Assignment:
Give back the whole listing verbatim, printing none of its pictures.

Extracted records:
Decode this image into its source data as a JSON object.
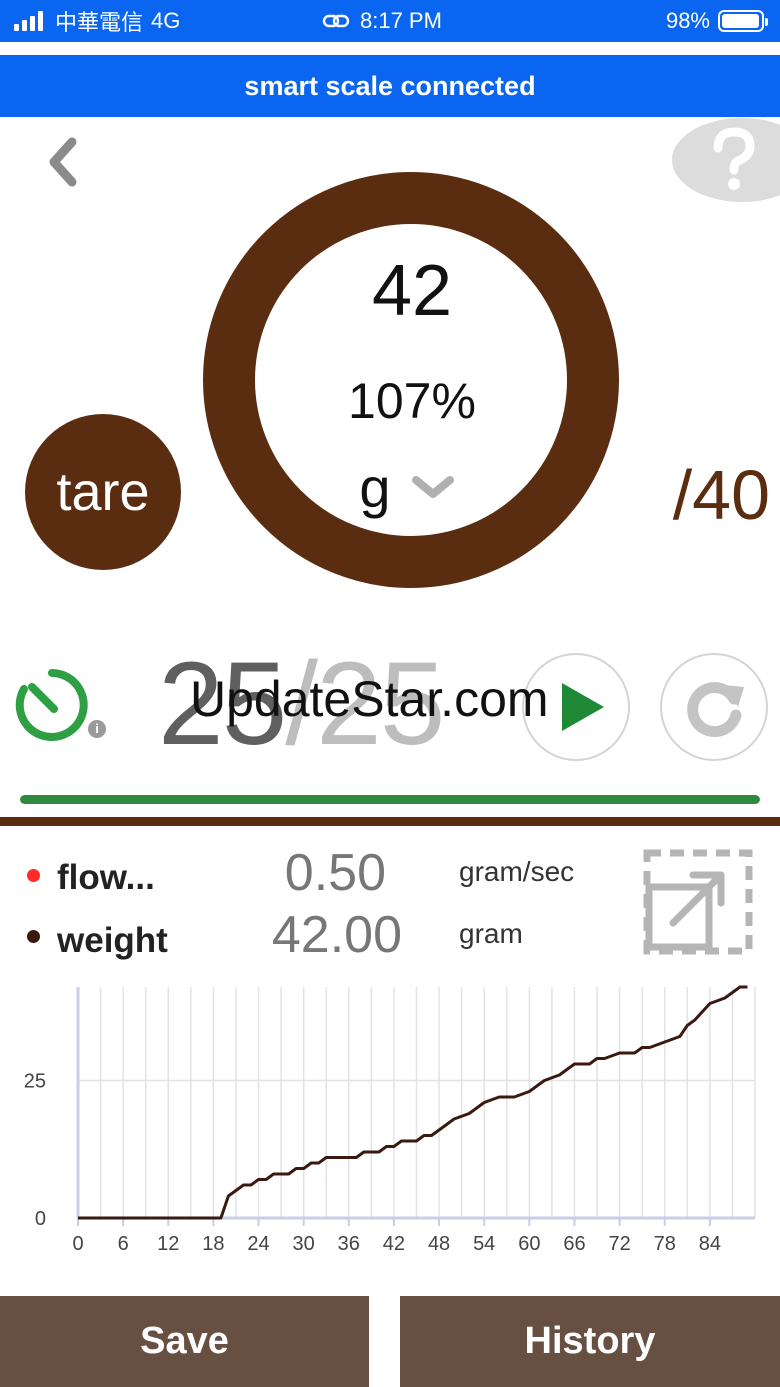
{
  "status_bar": {
    "carrier": "中華電信",
    "network": "4G",
    "time": "8:17 PM",
    "battery": "98%",
    "battery_level": 0.98
  },
  "banner": {
    "text": "smart scale connected"
  },
  "scale": {
    "weight": "42",
    "percent": "107%",
    "unit": "g",
    "target": "/40",
    "tare_label": "tare",
    "ring_color": "#5a2d10"
  },
  "timer": {
    "current": "25",
    "separator": "/",
    "total": "25",
    "progress": 1.0,
    "info_label": "i"
  },
  "watermark": "UpdateStar.com",
  "legend": [
    {
      "label": "flow...",
      "value": "0.50",
      "unit": "gram/sec",
      "color": "#ff2a2a"
    },
    {
      "label": "weight",
      "value": "42.00",
      "unit": "gram",
      "color": "#3a1a10"
    }
  ],
  "chart_data": {
    "type": "line",
    "xlim": [
      0,
      90
    ],
    "ylim": [
      0,
      42
    ],
    "x_ticks": [
      0,
      6,
      12,
      18,
      24,
      30,
      36,
      42,
      48,
      54,
      60,
      66,
      72,
      78,
      84
    ],
    "y_ticks": [
      0,
      25
    ],
    "grid": true,
    "series": [
      {
        "color": "#3a1a10",
        "x": [
          0,
          19,
          20,
          21,
          22,
          23,
          24,
          25,
          26,
          27,
          28,
          29,
          30,
          31,
          32,
          33,
          34,
          35,
          36,
          37,
          38,
          39,
          40,
          41,
          42,
          43,
          44,
          45,
          46,
          47,
          48,
          50,
          52,
          54,
          56,
          58,
          60,
          62,
          64,
          65,
          66,
          68,
          69,
          70,
          72,
          74,
          75,
          76,
          78,
          80,
          81,
          82,
          84,
          86,
          88,
          89
        ],
        "y": [
          0,
          0,
          4,
          5,
          6,
          6,
          7,
          7,
          8,
          8,
          8,
          9,
          9,
          10,
          10,
          11,
          11,
          11,
          11,
          11,
          12,
          12,
          12,
          13,
          13,
          14,
          14,
          14,
          15,
          15,
          16,
          18,
          19,
          21,
          22,
          22,
          23,
          25,
          26,
          27,
          28,
          28,
          29,
          29,
          30,
          30,
          31,
          31,
          32,
          33,
          35,
          36,
          39,
          40,
          42,
          42
        ]
      }
    ]
  },
  "buttons": {
    "save": "Save",
    "history": "History"
  }
}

Result of this task:
Decode this image into its source data as a JSON object.
{
  "status_bar": {
    "carrier": "中華電信",
    "network": "4G",
    "time": "8:17 PM",
    "battery": "98%",
    "battery_level": 0.98
  },
  "banner": {
    "text": "smart scale connected"
  },
  "scale": {
    "weight": "42",
    "percent": "107%",
    "unit": "g",
    "target": "/40",
    "tare_label": "tare",
    "ring_color": "#5a2d10"
  },
  "timer": {
    "current": "25",
    "separator": "/",
    "total": "25",
    "progress": 1.0,
    "info_label": "i"
  },
  "watermark": "UpdateStar.com",
  "legend": [
    {
      "label": "flow...",
      "value": "0.50",
      "unit": "gram/sec",
      "color": "#ff2a2a"
    },
    {
      "label": "weight",
      "value": "42.00",
      "unit": "gram",
      "color": "#3a1a10"
    }
  ],
  "chart_data": {
    "type": "line",
    "xlim": [
      0,
      90
    ],
    "ylim": [
      0,
      42
    ],
    "x_ticks": [
      0,
      6,
      12,
      18,
      24,
      30,
      36,
      42,
      48,
      54,
      60,
      66,
      72,
      78,
      84
    ],
    "y_ticks": [
      0,
      25
    ],
    "grid": true,
    "series": [
      {
        "color": "#3a1a10",
        "x": [
          0,
          19,
          20,
          21,
          22,
          23,
          24,
          25,
          26,
          27,
          28,
          29,
          30,
          31,
          32,
          33,
          34,
          35,
          36,
          37,
          38,
          39,
          40,
          41,
          42,
          43,
          44,
          45,
          46,
          47,
          48,
          50,
          52,
          54,
          56,
          58,
          60,
          62,
          64,
          65,
          66,
          68,
          69,
          70,
          72,
          74,
          75,
          76,
          78,
          80,
          81,
          82,
          84,
          86,
          88,
          89
        ],
        "y": [
          0,
          0,
          4,
          5,
          6,
          6,
          7,
          7,
          8,
          8,
          8,
          9,
          9,
          10,
          10,
          11,
          11,
          11,
          11,
          11,
          12,
          12,
          12,
          13,
          13,
          14,
          14,
          14,
          15,
          15,
          16,
          18,
          19,
          21,
          22,
          22,
          23,
          25,
          26,
          27,
          28,
          28,
          29,
          29,
          30,
          30,
          31,
          31,
          32,
          33,
          35,
          36,
          39,
          40,
          42,
          42
        ]
      }
    ]
  },
  "buttons": {
    "save": "Save",
    "history": "History"
  }
}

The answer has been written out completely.